(Beginning of Dataset records)
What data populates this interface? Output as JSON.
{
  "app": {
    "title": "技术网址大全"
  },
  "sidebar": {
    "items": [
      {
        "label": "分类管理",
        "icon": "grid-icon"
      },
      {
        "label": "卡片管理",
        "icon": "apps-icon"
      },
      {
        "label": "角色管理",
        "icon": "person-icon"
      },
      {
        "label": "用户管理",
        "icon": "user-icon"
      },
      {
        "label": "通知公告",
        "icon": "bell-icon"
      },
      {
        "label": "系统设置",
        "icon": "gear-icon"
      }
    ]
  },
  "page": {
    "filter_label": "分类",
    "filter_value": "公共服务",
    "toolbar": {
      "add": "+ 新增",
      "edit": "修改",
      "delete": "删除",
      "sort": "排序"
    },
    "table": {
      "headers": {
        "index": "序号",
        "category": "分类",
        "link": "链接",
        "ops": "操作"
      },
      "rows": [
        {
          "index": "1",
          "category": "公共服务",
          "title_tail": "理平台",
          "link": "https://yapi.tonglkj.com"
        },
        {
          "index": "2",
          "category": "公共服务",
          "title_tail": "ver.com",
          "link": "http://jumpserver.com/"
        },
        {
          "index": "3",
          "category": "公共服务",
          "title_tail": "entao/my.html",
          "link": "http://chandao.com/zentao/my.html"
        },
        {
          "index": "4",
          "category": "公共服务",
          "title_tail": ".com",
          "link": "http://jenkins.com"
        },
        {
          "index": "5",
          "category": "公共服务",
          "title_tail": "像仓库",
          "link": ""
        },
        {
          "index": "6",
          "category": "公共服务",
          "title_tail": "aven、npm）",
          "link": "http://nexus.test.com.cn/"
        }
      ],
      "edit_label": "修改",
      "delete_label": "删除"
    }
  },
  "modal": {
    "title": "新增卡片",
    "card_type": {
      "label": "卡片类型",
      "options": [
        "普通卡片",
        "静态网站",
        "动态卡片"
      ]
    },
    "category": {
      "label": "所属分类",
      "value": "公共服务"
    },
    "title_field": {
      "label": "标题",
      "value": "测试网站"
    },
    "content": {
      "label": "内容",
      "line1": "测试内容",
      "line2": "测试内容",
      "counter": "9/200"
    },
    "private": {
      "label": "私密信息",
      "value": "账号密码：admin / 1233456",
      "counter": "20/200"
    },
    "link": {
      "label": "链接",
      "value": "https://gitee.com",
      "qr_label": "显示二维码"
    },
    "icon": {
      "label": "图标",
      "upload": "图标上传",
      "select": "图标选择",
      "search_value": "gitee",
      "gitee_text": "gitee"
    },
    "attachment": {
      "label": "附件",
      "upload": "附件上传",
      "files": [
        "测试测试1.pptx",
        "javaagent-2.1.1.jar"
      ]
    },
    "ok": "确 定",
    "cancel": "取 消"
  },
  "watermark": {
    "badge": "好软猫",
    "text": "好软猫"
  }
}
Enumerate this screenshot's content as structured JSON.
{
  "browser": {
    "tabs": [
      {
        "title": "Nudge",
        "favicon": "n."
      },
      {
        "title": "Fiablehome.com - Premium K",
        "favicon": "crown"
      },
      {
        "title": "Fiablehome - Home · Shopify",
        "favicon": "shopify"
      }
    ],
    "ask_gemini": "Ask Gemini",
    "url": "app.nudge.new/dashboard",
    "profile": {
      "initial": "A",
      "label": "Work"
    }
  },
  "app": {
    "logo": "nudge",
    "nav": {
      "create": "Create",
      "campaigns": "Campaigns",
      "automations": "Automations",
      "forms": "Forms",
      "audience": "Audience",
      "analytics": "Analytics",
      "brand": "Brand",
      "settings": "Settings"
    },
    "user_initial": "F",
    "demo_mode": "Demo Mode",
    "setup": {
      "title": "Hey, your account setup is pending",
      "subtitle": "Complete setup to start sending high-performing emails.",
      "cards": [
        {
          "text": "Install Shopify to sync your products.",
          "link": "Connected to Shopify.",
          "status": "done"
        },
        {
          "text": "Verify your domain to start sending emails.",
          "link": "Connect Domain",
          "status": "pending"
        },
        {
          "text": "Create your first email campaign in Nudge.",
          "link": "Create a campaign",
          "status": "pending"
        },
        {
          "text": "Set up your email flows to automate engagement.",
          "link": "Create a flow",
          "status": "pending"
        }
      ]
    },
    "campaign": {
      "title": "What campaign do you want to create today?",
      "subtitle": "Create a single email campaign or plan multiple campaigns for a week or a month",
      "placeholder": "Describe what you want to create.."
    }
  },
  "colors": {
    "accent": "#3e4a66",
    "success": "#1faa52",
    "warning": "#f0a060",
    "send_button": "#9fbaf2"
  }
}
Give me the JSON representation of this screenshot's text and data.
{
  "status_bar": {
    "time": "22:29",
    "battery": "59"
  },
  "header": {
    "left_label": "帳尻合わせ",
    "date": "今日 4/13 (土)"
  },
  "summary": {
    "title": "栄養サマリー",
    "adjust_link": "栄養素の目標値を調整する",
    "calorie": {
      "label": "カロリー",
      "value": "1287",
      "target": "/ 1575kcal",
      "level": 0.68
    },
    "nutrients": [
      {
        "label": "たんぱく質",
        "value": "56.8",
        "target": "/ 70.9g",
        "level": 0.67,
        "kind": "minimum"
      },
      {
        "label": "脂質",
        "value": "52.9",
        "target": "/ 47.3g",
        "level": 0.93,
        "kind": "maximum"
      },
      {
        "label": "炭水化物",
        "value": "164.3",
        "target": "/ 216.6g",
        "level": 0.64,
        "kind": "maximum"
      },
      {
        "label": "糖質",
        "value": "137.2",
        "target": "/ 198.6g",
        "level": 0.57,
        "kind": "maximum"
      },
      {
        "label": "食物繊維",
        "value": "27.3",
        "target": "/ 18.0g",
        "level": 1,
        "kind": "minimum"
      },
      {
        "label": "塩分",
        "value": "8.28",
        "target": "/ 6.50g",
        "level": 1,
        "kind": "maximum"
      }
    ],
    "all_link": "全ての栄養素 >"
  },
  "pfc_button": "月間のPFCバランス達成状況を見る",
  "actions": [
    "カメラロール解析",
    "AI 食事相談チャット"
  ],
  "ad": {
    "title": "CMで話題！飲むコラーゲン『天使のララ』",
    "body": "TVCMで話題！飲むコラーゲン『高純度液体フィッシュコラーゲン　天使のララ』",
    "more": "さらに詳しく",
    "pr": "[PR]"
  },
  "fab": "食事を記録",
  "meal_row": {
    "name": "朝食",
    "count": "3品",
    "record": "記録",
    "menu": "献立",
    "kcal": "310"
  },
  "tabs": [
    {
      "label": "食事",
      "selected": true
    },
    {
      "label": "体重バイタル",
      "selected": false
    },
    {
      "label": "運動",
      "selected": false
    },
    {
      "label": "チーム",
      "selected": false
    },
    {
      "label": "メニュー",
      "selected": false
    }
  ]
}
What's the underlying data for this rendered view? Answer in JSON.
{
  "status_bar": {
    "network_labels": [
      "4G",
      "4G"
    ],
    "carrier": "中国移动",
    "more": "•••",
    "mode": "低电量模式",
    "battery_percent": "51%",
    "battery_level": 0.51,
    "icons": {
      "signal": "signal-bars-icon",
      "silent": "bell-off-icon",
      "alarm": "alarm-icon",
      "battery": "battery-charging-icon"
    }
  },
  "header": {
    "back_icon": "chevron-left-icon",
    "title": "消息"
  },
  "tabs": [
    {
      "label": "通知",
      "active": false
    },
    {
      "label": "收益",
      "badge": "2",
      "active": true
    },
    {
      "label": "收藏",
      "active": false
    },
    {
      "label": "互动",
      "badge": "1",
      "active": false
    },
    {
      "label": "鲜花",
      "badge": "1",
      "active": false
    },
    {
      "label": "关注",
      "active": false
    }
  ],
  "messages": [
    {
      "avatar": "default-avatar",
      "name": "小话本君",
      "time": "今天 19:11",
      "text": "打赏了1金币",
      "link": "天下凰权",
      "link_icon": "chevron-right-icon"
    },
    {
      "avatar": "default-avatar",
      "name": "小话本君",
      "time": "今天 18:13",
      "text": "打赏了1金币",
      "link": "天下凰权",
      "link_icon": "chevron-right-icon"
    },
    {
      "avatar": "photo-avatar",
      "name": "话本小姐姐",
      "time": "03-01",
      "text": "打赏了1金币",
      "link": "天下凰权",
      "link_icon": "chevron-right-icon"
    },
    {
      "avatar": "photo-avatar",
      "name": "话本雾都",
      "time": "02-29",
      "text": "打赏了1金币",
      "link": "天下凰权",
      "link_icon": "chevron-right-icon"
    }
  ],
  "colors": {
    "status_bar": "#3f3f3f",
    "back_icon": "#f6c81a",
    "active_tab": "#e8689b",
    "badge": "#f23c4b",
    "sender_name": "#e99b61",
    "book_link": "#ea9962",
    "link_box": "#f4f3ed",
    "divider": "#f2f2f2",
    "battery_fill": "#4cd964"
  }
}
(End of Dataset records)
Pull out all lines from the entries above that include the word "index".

# Answer for this exercise
        "index": "序号",
          "index": "1",
          "index": "2",
          "index": "3",
          "index": "4",
          "index": "5",
          "index": "6",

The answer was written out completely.